Data to examine: Begin

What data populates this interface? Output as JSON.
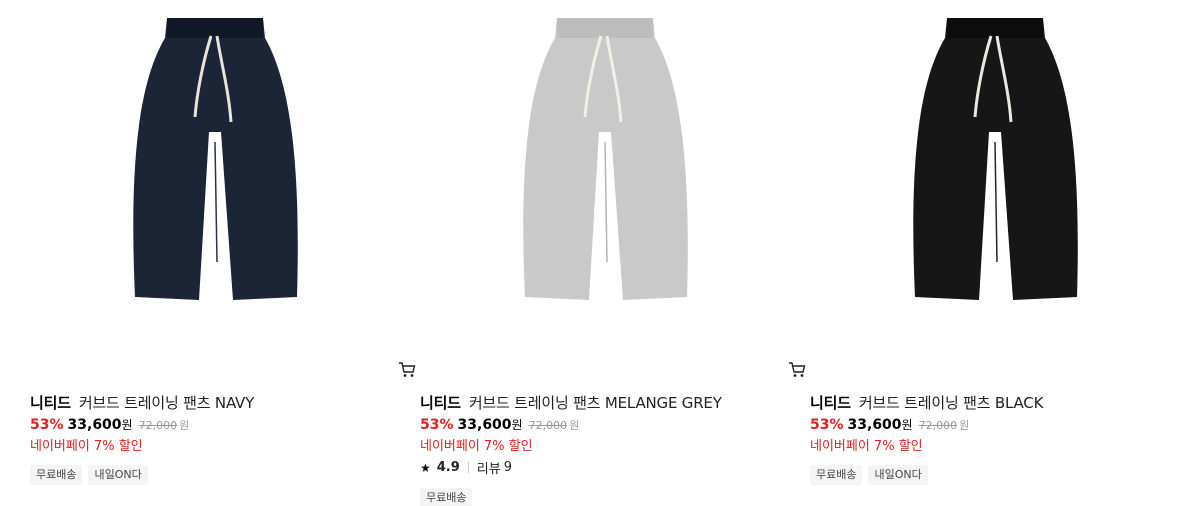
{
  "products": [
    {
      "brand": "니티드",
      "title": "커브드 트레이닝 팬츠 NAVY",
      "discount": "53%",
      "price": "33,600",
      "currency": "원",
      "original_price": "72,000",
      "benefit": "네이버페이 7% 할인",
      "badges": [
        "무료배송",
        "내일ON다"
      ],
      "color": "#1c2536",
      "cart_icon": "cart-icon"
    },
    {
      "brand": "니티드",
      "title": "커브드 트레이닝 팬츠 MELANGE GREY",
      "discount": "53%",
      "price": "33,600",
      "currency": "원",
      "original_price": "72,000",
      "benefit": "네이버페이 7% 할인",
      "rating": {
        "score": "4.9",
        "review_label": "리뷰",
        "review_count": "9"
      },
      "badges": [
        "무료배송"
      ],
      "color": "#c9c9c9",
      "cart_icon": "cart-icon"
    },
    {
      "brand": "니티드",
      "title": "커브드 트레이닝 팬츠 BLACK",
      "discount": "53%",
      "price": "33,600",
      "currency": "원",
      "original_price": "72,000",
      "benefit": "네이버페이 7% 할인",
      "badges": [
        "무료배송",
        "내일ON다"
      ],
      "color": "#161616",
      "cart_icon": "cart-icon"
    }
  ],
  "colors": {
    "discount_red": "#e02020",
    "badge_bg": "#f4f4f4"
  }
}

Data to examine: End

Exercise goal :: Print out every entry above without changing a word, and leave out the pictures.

Response to this task ::
What data populates this interface? Output as JSON.
{
  "products": [
    {
      "brand": "니티드",
      "title": "커브드 트레이닝 팬츠 NAVY",
      "discount": "53%",
      "price": "33,600",
      "currency": "원",
      "original_price": "72,000",
      "benefit": "네이버페이 7% 할인",
      "badges": [
        "무료배송",
        "내일ON다"
      ],
      "color": "#1c2536",
      "cart_icon": "cart-icon"
    },
    {
      "brand": "니티드",
      "title": "커브드 트레이닝 팬츠 MELANGE GREY",
      "discount": "53%",
      "price": "33,600",
      "currency": "원",
      "original_price": "72,000",
      "benefit": "네이버페이 7% 할인",
      "rating": {
        "score": "4.9",
        "review_label": "리뷰",
        "review_count": "9"
      },
      "badges": [
        "무료배송"
      ],
      "color": "#c9c9c9",
      "cart_icon": "cart-icon"
    },
    {
      "brand": "니티드",
      "title": "커브드 트레이닝 팬츠 BLACK",
      "discount": "53%",
      "price": "33,600",
      "currency": "원",
      "original_price": "72,000",
      "benefit": "네이버페이 7% 할인",
      "badges": [
        "무료배송",
        "내일ON다"
      ],
      "color": "#161616",
      "cart_icon": "cart-icon"
    }
  ],
  "colors": {
    "discount_red": "#e02020",
    "badge_bg": "#f4f4f4"
  }
}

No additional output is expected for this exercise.